# What is a "vanishing moment"?

In this paper, Sweldens says about desireable properties of wavelets:

To analyze and represent such signals we need wavelets that are local in space and frequency. Typically this is achieved by building wavelets which have compact support (localization in space), which are smooth (decay towards high frequencies), and which have _vanishing moments_ (decay towards low frequencies).

I understand that compact support means the function is non-zero on a limited portion of its domain. "Smoothness" I believe means that there are no corners in the basis function, ie it would not take infinitely high frequencies to represent the curve (using Fourier analysis).

I do not know what a "vanishing moment" means, intuitively, though.

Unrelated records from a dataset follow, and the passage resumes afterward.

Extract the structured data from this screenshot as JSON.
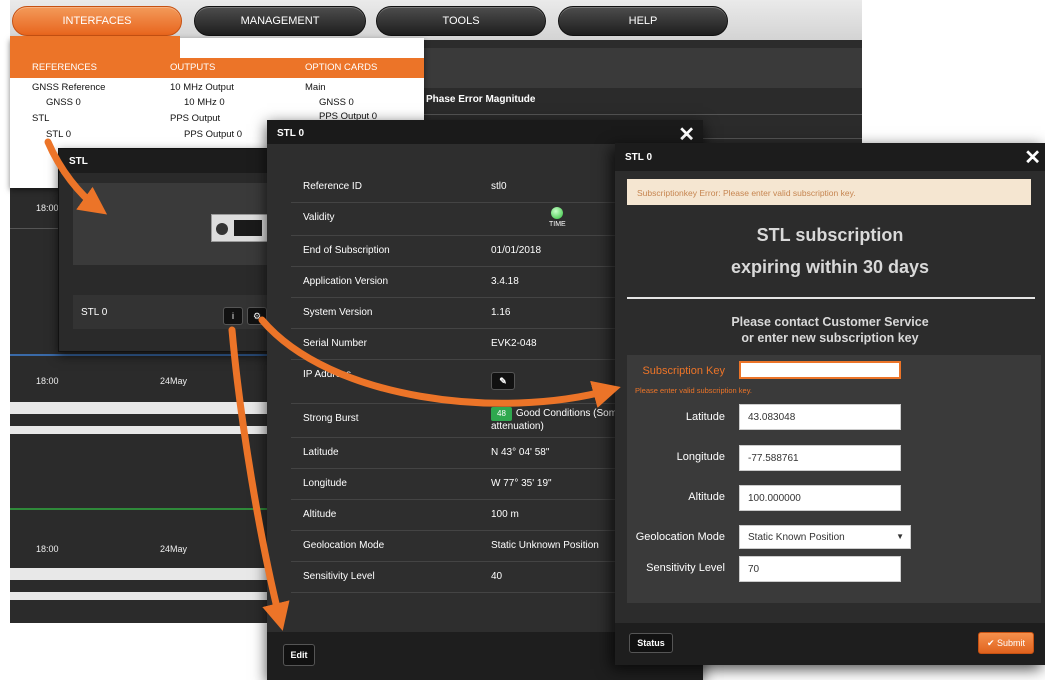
{
  "nav": {
    "items": [
      "INTERFACES",
      "MANAGEMENT",
      "TOOLS",
      "HELP"
    ]
  },
  "bg": {
    "phase_title": "Phase Error Magnitude",
    "ticks": [
      "18:00",
      "18:00",
      "24May",
      "18:00",
      "24May"
    ]
  },
  "dropdown": {
    "headers": [
      "REFERENCES",
      "OUTPUTS",
      "OPTION CARDS"
    ],
    "references": [
      "GNSS Reference",
      "GNSS 0",
      "STL",
      "STL 0"
    ],
    "outputs": [
      "10 MHz Output",
      "10 MHz 0",
      "PPS Output",
      "PPS Output 0"
    ],
    "option_cards": [
      "Main",
      "GNSS 0",
      "PPS Output 0"
    ]
  },
  "stl_window": {
    "title": "STL",
    "item_label": "STL 0",
    "info_icon": "info-icon",
    "settings_icon": "gear-icon"
  },
  "main_dialog": {
    "title": "STL 0",
    "close": "✕",
    "rows": [
      {
        "k": "Reference ID",
        "v": "stl0"
      },
      {
        "k": "Validity",
        "v": ""
      },
      {
        "k": "End of Subscription",
        "v": "01/01/2018"
      },
      {
        "k": "Application Version",
        "v": "3.4.18"
      },
      {
        "k": "System Version",
        "v": "1.16"
      },
      {
        "k": "Serial Number",
        "v": "EVK2-048"
      },
      {
        "k": "IP Address",
        "v": ""
      },
      {
        "k": "Strong Burst",
        "v": "Good Conditions (Some attenuation)"
      },
      {
        "k": "Latitude",
        "v": "N 43° 04' 58\""
      },
      {
        "k": "Longitude",
        "v": "W 77° 35' 19\""
      },
      {
        "k": "Altitude",
        "v": "100 m"
      },
      {
        "k": "Geolocation Mode",
        "v": "Static Unknown Position"
      },
      {
        "k": "Sensitivity Level",
        "v": "40"
      }
    ],
    "validity_led_label": "TIME",
    "strong_burst_badge": "48",
    "edit_label": "Edit"
  },
  "sub_dialog": {
    "title": "STL 0",
    "close": "✕",
    "error_text": "Subscriptionkey Error: Please enter valid subscription key.",
    "heading_line1": "STL subscription",
    "heading_line2": "expiring within 30 days",
    "contact_line1": "Please contact Customer Service",
    "contact_line2": "or enter new subscription key",
    "fields": {
      "subscription_key_label": "Subscription Key",
      "subscription_key_value": "",
      "subscription_key_hint": "Please enter valid subscription key.",
      "latitude_label": "Latitude",
      "latitude_value": "43.083048",
      "longitude_label": "Longitude",
      "longitude_value": "-77.588761",
      "altitude_label": "Altitude",
      "altitude_value": "100.000000",
      "geolocation_label": "Geolocation Mode",
      "geolocation_value": "Static Known Position",
      "sensitivity_label": "Sensitivity Level",
      "sensitivity_value": "70"
    },
    "status_label": "Status",
    "submit_label": "✔ Submit"
  },
  "colors": {
    "accent_orange": "#ec7428",
    "dark_bg": "#2c2c2c",
    "status_green": "#2fa84f"
  }
}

Why would you call a "decay to towards low frequencies" a vanishing moment?

The basic idea is that a wavelet has $p$ vanishing moments if and only if the wavelet scaling function can generate polynomials up to degree $p-1$. The "vanishing" part means that the wavelet coefficients are zero for polynomials of degree at most $p-1$, that is, the scaling function alone can be used to represent such functions. More vanishing moments means that the scaling function can represent more complex functions. Loosely, you can think of it as
$$\textrm{more vanishing moments } \rightarrow \textrm{ complex functions can be represented with a sparser set of wavelet coefficients.}$$
The "moments" part comes from the fact that this is all equivalent to saying that the first $p$ derivatives of the Fourier transform of the wavelet filter all are zero when evaluated at 0. This is perfectly analogous to the probabilistic idea of a "moment generating function" of a random variable, which is basically the Fourier transform, and the $n$-th derivative evaluated at zero gives the $n$-th moment of the variable (i.e. the expected value, the expected value of the square, of the cube, etc.) So these Fourier transform derivative-zeros correspond to integrals back in the time/space domain that must be zero for the wavelet. In a sense, these conditions mean that the wavelet is "unbiased." It doesn't skew the function that is being transformed because the wavelet itself has no expected effect on a function until that function has a non-trivial $p+1$ order derivative.